Web page and app entries:
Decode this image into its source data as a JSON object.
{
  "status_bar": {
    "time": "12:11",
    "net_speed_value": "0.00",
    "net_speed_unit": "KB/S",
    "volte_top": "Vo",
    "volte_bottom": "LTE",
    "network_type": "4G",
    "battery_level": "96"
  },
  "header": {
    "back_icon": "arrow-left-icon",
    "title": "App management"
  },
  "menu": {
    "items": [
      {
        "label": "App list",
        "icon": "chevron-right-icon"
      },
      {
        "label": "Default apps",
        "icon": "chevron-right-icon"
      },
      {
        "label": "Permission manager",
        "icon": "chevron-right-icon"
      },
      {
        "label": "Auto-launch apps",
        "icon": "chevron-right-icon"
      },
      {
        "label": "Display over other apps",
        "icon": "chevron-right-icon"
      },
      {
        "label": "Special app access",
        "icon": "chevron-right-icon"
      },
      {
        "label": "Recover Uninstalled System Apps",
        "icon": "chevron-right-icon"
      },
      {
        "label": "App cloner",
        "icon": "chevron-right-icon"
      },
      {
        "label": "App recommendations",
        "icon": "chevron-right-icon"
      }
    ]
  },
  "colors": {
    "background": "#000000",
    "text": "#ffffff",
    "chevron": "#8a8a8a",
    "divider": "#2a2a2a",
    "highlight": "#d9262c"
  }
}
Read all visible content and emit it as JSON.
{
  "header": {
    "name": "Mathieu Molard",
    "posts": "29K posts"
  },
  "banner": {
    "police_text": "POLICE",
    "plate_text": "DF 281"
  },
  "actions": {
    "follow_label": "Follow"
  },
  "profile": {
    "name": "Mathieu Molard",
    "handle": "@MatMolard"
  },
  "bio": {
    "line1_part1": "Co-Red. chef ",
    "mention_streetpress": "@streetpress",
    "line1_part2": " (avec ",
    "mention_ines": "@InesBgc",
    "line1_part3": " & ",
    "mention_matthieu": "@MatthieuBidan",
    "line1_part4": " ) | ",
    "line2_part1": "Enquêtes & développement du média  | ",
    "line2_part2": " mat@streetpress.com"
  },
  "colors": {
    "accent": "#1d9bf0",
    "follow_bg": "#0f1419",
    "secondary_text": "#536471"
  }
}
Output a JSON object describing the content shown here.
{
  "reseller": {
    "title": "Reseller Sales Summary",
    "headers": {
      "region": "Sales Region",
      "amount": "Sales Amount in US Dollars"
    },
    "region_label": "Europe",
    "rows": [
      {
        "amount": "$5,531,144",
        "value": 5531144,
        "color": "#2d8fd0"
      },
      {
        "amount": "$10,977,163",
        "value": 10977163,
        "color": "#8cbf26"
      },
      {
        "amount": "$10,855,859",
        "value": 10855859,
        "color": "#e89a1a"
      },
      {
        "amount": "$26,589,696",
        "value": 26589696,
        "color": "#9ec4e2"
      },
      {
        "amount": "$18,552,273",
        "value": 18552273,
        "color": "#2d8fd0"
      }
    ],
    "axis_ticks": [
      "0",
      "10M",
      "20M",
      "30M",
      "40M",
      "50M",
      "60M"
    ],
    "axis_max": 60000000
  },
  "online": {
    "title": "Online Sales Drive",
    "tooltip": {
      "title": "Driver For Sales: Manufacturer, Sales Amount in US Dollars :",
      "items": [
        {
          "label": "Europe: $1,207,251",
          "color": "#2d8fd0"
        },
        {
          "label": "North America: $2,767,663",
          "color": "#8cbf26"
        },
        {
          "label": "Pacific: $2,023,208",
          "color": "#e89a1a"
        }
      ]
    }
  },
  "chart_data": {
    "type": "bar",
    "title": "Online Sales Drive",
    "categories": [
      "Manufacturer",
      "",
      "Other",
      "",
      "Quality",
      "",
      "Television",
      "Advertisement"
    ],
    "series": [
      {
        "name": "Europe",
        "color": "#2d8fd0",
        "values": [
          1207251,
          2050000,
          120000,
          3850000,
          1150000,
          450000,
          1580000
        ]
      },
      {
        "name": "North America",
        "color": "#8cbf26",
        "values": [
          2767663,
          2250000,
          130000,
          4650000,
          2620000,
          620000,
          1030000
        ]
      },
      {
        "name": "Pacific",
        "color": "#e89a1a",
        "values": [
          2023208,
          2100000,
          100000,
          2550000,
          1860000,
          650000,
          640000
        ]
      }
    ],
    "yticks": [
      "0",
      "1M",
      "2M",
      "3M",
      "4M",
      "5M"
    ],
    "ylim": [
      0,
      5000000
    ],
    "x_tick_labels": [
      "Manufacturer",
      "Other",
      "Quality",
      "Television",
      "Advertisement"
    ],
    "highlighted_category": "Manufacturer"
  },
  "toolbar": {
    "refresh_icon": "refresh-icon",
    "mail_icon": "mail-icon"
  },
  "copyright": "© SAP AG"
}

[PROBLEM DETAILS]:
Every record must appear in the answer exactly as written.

[OUTPUT BELOW]:
Decode this image into its source data as a JSON object.
{
  "status_bar": {
    "time": "12:11",
    "net_speed_value": "0.00",
    "net_speed_unit": "KB/S",
    "volte_top": "Vo",
    "volte_bottom": "LTE",
    "network_type": "4G",
    "battery_level": "96"
  },
  "header": {
    "back_icon": "arrow-left-icon",
    "title": "App management"
  },
  "menu": {
    "items": [
      {
        "label": "App list",
        "icon": "chevron-right-icon"
      },
      {
        "label": "Default apps",
        "icon": "chevron-right-icon"
      },
      {
        "label": "Permission manager",
        "icon": "chevron-right-icon"
      },
      {
        "label": "Auto-launch apps",
        "icon": "chevron-right-icon"
      },
      {
        "label": "Display over other apps",
        "icon": "chevron-right-icon"
      },
      {
        "label": "Special app access",
        "icon": "chevron-right-icon"
      },
      {
        "label": "Recover Uninstalled System Apps",
        "icon": "chevron-right-icon"
      },
      {
        "label": "App cloner",
        "icon": "chevron-right-icon"
      },
      {
        "label": "App recommendations",
        "icon": "chevron-right-icon"
      }
    ]
  },
  "colors": {
    "background": "#000000",
    "text": "#ffffff",
    "chevron": "#8a8a8a",
    "divider": "#2a2a2a",
    "highlight": "#d9262c"
  }
}
Read all visible content and emit it as JSON.
{
  "header": {
    "name": "Mathieu Molard",
    "posts": "29K posts"
  },
  "banner": {
    "police_text": "POLICE",
    "plate_text": "DF 281"
  },
  "actions": {
    "follow_label": "Follow"
  },
  "profile": {
    "name": "Mathieu Molard",
    "handle": "@MatMolard"
  },
  "bio": {
    "line1_part1": "Co-Red. chef ",
    "mention_streetpress": "@streetpress",
    "line1_part2": " (avec ",
    "mention_ines": "@InesBgc",
    "line1_part3": " & ",
    "mention_matthieu": "@MatthieuBidan",
    "line1_part4": " ) | ",
    "line2_part1": "Enquêtes & développement du média  | ",
    "line2_part2": " mat@streetpress.com"
  },
  "colors": {
    "accent": "#1d9bf0",
    "follow_bg": "#0f1419",
    "secondary_text": "#536471"
  }
}
Output a JSON object describing the content shown here.
{
  "reseller": {
    "title": "Reseller Sales Summary",
    "headers": {
      "region": "Sales Region",
      "amount": "Sales Amount in US Dollars"
    },
    "region_label": "Europe",
    "rows": [
      {
        "amount": "$5,531,144",
        "value": 5531144,
        "color": "#2d8fd0"
      },
      {
        "amount": "$10,977,163",
        "value": 10977163,
        "color": "#8cbf26"
      },
      {
        "amount": "$10,855,859",
        "value": 10855859,
        "color": "#e89a1a"
      },
      {
        "amount": "$26,589,696",
        "value": 26589696,
        "color": "#9ec4e2"
      },
      {
        "amount": "$18,552,273",
        "value": 18552273,
        "color": "#2d8fd0"
      }
    ],
    "axis_ticks": [
      "0",
      "10M",
      "20M",
      "30M",
      "40M",
      "50M",
      "60M"
    ],
    "axis_max": 60000000
  },
  "online": {
    "title": "Online Sales Drive",
    "tooltip": {
      "title": "Driver For Sales: Manufacturer, Sales Amount in US Dollars :",
      "items": [
        {
          "label": "Europe: $1,207,251",
          "color": "#2d8fd0"
        },
        {
          "label": "North America: $2,767,663",
          "color": "#8cbf26"
        },
        {
          "label": "Pacific: $2,023,208",
          "color": "#e89a1a"
        }
      ]
    }
  },
  "chart_data": {
    "type": "bar",
    "title": "Online Sales Drive",
    "categories": [
      "Manufacturer",
      "",
      "Other",
      "",
      "Quality",
      "",
      "Television",
      "Advertisement"
    ],
    "series": [
      {
        "name": "Europe",
        "color": "#2d8fd0",
        "values": [
          1207251,
          2050000,
          120000,
          3850000,
          1150000,
          450000,
          1580000
        ]
      },
      {
        "name": "North America",
        "color": "#8cbf26",
        "values": [
          2767663,
          2250000,
          130000,
          4650000,
          2620000,
          620000,
          1030000
        ]
      },
      {
        "name": "Pacific",
        "color": "#e89a1a",
        "values": [
          2023208,
          2100000,
          100000,
          2550000,
          1860000,
          650000,
          640000
        ]
      }
    ],
    "yticks": [
      "0",
      "1M",
      "2M",
      "3M",
      "4M",
      "5M"
    ],
    "ylim": [
      0,
      5000000
    ],
    "x_tick_labels": [
      "Manufacturer",
      "Other",
      "Quality",
      "Television",
      "Advertisement"
    ],
    "highlighted_category": "Manufacturer"
  },
  "toolbar": {
    "refresh_icon": "refresh-icon",
    "mail_icon": "mail-icon"
  },
  "copyright": "© SAP AG"
}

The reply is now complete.